[Records from a collection]
────

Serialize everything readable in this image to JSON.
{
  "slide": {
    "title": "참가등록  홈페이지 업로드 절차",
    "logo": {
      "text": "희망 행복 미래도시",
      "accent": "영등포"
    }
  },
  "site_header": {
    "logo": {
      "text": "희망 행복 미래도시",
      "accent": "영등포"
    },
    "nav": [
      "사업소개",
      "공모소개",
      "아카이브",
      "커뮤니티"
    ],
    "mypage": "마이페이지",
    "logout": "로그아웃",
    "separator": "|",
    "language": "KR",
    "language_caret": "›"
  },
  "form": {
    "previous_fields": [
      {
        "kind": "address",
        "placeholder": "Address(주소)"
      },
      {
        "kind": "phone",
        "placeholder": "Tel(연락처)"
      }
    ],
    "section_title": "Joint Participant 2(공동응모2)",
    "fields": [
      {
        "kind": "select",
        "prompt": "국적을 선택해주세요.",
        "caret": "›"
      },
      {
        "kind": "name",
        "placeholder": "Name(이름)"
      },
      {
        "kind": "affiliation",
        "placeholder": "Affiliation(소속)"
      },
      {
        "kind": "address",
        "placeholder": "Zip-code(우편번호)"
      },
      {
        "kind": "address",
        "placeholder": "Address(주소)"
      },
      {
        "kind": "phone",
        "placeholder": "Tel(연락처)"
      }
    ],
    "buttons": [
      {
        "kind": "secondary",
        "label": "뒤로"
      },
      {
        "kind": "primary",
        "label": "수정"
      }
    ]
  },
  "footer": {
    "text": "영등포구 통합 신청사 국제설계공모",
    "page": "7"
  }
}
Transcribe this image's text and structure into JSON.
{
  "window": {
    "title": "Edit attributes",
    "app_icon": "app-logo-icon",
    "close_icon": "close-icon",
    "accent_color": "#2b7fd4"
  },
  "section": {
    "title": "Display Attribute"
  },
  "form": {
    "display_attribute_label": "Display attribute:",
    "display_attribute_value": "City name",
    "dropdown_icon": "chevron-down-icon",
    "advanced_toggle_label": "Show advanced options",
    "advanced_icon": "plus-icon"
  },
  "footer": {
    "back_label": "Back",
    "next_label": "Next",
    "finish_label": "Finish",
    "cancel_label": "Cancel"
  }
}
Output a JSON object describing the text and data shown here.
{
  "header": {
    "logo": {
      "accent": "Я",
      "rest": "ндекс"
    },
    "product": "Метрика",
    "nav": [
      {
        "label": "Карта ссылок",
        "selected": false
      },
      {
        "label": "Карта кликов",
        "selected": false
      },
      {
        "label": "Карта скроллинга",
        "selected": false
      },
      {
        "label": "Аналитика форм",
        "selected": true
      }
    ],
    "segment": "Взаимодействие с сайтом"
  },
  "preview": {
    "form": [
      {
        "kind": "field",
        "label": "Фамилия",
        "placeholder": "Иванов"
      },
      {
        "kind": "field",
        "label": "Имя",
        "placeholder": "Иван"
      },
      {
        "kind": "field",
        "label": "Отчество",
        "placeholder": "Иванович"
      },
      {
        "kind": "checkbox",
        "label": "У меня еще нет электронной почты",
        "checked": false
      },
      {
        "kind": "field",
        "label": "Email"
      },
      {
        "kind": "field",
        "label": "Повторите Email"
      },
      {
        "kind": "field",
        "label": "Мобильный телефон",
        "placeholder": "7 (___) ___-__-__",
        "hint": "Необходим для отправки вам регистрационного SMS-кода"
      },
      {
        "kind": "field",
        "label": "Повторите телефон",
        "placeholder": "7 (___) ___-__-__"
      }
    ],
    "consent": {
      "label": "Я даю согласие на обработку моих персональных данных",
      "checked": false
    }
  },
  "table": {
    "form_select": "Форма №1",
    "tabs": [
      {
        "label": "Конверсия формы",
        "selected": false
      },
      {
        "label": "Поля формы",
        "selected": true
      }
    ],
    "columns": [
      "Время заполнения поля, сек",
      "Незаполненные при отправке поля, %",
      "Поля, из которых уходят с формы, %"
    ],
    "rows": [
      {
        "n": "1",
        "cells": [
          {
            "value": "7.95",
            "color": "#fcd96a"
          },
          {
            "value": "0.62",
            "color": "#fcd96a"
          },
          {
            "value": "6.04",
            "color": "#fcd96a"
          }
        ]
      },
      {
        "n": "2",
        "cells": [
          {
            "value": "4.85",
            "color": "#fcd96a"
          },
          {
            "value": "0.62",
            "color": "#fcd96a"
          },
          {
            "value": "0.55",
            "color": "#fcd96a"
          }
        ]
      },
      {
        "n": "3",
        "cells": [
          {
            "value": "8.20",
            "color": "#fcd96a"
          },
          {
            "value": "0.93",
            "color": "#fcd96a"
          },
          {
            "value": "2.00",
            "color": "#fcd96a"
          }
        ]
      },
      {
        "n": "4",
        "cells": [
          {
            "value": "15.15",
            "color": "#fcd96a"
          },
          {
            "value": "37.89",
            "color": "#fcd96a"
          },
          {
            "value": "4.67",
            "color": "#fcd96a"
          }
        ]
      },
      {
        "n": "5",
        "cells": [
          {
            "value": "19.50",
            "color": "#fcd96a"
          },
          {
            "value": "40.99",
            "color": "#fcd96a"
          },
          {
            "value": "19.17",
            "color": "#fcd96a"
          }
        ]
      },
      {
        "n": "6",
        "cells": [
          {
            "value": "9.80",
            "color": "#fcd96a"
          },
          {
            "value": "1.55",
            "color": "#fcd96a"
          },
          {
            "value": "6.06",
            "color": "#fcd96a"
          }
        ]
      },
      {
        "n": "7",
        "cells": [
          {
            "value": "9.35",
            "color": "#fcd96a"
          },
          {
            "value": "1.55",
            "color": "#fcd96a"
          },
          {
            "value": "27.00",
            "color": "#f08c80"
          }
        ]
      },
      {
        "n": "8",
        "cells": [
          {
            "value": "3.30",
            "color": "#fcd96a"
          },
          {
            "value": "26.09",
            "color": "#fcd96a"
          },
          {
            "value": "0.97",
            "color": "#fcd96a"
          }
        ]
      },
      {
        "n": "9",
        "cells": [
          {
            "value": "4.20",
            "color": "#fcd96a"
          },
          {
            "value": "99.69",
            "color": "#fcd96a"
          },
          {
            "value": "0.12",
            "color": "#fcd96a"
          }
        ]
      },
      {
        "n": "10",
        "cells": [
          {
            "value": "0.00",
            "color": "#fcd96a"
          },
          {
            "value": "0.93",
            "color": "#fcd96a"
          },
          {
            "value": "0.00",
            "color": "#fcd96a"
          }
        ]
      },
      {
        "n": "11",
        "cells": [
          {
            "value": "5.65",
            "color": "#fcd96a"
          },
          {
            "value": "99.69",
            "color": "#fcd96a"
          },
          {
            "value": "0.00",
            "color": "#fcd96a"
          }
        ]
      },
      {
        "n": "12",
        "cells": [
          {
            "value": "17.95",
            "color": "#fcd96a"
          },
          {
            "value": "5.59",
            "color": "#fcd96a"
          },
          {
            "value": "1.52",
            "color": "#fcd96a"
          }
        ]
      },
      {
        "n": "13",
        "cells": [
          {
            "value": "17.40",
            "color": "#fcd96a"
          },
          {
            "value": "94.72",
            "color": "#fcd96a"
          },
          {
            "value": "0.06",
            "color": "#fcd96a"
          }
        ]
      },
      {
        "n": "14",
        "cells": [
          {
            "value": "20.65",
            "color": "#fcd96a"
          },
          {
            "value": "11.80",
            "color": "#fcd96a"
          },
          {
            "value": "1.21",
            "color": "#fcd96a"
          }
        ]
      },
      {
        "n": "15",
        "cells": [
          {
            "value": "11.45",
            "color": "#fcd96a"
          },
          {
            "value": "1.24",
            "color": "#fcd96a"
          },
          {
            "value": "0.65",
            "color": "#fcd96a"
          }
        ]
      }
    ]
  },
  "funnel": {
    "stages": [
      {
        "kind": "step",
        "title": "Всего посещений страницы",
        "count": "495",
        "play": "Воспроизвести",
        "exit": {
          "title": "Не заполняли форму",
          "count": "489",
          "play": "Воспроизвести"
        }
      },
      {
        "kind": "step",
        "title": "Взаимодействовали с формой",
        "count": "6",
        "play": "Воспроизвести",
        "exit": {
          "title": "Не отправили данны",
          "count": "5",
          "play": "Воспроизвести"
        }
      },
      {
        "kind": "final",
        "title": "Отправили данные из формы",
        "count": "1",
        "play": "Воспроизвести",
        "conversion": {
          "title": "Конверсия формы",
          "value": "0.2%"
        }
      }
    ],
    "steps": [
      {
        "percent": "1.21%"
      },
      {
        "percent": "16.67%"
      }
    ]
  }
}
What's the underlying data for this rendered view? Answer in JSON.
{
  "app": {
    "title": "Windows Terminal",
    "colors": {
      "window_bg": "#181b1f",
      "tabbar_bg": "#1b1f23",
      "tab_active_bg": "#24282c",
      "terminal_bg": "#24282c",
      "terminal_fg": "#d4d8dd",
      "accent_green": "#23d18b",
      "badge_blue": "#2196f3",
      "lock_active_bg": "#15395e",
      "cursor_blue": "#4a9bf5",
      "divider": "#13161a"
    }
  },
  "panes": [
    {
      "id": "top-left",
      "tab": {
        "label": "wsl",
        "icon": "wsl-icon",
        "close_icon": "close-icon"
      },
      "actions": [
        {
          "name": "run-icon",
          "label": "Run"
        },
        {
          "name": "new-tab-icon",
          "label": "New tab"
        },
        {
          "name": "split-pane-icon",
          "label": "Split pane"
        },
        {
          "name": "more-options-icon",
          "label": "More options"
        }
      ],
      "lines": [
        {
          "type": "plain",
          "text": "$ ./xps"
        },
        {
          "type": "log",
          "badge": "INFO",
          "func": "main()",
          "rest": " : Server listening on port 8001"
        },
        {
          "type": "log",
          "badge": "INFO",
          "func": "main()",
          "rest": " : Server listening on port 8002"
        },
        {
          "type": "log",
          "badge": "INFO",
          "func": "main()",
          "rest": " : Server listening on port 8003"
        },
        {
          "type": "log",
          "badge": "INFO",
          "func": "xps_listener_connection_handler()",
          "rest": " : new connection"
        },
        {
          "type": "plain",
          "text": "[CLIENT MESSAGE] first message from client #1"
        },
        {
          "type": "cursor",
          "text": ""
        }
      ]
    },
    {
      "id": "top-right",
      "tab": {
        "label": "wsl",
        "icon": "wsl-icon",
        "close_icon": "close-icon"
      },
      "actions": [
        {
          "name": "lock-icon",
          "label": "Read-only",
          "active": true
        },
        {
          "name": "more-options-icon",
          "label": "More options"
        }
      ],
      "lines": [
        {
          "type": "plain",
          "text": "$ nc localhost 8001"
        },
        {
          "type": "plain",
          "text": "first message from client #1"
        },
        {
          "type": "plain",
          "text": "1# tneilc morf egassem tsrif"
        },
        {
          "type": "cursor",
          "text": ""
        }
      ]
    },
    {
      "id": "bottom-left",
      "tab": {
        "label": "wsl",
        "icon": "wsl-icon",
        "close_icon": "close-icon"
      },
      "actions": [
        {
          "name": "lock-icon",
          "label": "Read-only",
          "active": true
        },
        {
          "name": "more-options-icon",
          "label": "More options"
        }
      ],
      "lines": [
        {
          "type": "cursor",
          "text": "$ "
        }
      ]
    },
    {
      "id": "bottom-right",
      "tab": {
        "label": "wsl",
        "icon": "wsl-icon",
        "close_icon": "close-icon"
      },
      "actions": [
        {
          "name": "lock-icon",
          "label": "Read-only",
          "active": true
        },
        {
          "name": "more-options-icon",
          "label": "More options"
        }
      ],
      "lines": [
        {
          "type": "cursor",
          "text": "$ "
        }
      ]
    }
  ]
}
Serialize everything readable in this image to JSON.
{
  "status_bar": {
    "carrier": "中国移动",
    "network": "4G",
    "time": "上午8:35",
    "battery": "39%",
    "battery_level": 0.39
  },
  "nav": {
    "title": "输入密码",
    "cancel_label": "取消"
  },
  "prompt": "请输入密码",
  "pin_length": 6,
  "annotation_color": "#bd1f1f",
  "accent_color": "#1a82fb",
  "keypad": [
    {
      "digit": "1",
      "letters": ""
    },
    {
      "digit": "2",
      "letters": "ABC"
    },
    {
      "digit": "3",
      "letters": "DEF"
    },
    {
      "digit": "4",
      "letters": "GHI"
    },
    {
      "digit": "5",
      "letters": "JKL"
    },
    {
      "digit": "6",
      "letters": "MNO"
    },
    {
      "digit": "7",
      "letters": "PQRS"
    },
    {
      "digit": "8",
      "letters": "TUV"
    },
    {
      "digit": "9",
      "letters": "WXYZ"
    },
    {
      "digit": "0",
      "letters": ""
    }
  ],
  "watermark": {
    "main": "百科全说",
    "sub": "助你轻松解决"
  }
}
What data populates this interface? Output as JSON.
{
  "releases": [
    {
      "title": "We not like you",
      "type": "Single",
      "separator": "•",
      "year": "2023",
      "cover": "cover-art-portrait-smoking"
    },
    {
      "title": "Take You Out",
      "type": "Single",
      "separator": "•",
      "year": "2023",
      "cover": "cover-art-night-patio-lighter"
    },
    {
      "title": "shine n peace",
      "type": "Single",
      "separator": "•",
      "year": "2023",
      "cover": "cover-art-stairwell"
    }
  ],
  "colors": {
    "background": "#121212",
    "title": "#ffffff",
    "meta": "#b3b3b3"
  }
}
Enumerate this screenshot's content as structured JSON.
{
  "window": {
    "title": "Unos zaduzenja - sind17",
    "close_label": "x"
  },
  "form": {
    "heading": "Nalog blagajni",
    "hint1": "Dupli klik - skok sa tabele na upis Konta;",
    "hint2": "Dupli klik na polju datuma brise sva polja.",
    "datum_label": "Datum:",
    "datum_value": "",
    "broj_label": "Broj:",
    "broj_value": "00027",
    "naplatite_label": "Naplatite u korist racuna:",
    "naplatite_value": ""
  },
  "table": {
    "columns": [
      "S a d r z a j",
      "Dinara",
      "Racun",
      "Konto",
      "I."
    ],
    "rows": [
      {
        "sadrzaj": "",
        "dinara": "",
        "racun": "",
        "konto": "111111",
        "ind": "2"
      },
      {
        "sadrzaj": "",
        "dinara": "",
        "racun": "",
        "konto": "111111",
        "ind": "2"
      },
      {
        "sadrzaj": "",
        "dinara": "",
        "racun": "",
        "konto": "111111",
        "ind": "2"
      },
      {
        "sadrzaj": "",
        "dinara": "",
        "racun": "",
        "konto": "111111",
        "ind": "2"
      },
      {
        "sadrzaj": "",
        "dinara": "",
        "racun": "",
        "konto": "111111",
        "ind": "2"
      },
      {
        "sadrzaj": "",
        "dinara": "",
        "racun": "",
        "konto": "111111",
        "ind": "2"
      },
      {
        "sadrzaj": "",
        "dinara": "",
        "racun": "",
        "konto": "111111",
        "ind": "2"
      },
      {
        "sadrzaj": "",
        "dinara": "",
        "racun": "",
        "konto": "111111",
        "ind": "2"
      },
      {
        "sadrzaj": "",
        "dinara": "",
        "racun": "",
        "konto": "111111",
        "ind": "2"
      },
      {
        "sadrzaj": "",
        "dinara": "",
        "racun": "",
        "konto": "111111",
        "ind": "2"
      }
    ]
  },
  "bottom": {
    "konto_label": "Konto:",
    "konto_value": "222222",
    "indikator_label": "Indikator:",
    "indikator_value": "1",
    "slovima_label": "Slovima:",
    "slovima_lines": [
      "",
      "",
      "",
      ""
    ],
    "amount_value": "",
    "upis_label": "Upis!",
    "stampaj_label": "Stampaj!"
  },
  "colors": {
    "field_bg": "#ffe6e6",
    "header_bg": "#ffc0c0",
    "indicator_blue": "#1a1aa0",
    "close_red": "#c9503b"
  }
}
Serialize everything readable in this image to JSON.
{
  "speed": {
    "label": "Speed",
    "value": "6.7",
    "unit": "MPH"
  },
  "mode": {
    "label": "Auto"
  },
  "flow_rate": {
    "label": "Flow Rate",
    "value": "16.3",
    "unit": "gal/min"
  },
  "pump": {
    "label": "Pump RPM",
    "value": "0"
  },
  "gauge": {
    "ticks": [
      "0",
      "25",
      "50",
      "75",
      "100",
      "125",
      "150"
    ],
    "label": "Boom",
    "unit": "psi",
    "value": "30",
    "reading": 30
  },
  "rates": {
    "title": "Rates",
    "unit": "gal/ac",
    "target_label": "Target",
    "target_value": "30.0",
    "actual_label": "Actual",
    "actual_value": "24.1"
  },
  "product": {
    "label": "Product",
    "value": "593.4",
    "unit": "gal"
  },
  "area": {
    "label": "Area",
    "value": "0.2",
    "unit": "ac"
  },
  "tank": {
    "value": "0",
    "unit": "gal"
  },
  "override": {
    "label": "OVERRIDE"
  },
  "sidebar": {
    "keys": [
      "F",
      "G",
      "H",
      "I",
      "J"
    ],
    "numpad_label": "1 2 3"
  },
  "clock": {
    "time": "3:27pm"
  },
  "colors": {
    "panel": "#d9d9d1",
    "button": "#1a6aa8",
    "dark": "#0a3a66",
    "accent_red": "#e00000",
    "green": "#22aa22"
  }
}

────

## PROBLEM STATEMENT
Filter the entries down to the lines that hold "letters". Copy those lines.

## SOLUTION FOR THIS EXERCISE
      "letters": ""
      "letters": "ABC"
      "letters": "DEF"
      "letters": "GHI"
      "letters": "JKL"
      "letters": "MNO"
      "letters": "PQRS"
      "letters": "TUV"
      "letters": "WXYZ"
      "letters": ""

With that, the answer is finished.